ASSIGNMENT: Each line that includes "SlotNo" must be copied from the records.

━━━━

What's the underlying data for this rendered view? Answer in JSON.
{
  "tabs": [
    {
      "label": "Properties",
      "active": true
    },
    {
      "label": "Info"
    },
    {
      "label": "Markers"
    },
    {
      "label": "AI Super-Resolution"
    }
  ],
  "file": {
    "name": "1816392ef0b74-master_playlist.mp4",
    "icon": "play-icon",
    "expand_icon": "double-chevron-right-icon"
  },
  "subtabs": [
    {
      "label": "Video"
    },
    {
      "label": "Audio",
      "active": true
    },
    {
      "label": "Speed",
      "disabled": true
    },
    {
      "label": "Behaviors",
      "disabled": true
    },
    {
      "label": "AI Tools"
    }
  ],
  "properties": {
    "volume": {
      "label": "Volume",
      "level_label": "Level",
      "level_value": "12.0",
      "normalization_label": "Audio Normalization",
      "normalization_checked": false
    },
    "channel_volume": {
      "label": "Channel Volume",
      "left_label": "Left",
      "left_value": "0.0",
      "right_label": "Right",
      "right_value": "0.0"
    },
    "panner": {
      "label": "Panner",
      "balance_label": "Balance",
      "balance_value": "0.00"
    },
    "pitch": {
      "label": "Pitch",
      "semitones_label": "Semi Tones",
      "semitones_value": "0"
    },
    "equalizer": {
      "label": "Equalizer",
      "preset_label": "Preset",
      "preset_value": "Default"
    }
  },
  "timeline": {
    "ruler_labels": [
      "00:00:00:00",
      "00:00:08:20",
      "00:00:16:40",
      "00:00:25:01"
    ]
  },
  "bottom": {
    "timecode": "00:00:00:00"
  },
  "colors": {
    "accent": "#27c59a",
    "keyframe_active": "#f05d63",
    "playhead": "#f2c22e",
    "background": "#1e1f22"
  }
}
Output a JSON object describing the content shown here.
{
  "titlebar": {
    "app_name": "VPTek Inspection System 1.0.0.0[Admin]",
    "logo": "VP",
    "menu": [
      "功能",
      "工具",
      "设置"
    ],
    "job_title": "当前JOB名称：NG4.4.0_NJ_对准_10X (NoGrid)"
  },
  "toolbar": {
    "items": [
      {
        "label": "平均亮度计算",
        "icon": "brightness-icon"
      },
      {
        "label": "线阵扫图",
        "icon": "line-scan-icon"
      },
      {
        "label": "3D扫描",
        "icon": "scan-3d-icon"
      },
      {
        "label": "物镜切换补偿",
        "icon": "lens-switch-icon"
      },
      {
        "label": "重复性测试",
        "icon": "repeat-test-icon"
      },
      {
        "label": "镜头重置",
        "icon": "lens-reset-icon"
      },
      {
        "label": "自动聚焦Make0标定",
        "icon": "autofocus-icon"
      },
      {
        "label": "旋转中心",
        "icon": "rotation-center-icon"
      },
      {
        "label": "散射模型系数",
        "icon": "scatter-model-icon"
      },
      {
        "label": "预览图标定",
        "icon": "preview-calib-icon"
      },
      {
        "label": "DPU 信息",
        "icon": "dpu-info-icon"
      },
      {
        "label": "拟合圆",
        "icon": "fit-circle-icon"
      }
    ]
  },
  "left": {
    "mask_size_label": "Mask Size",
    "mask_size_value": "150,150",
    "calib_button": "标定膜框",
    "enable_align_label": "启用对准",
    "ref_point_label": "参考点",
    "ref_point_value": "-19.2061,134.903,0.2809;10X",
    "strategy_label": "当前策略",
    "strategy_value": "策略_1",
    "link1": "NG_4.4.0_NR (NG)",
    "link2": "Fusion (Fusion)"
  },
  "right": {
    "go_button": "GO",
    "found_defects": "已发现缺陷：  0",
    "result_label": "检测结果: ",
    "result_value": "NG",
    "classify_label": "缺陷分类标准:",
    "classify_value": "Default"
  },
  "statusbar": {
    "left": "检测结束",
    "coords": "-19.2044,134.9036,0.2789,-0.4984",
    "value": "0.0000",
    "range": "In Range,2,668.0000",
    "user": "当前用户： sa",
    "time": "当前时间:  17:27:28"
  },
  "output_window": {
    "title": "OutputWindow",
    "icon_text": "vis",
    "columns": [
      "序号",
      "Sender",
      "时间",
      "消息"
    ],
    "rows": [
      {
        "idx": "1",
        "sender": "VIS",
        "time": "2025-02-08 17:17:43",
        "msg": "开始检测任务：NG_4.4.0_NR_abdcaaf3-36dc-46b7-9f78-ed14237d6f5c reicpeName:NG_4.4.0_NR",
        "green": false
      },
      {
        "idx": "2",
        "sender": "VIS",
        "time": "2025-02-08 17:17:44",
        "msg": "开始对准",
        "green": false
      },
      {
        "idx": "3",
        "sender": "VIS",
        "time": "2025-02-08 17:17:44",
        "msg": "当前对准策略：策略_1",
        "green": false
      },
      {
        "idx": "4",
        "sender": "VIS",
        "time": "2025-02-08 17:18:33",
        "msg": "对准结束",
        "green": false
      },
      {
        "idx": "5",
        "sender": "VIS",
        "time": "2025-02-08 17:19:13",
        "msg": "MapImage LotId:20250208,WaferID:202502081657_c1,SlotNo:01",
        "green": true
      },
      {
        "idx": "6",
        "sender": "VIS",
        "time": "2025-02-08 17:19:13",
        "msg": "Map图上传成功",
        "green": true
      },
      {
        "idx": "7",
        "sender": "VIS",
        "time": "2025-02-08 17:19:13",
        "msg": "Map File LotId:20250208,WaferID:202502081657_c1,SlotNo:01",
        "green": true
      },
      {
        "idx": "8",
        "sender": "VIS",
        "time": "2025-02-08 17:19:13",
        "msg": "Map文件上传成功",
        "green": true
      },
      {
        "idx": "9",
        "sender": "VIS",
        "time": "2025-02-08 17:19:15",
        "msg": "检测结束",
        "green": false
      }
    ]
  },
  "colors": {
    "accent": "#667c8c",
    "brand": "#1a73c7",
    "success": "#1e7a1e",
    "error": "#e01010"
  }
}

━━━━

SOLUTION FOR THIS EXERCISE:
        "msg": "MapImage LotId:20250208,WaferID:202502081657_c1,SlotNo:01",
        "msg": "Map File LotId:20250208,WaferID:202502081657_c1,SlotNo:01",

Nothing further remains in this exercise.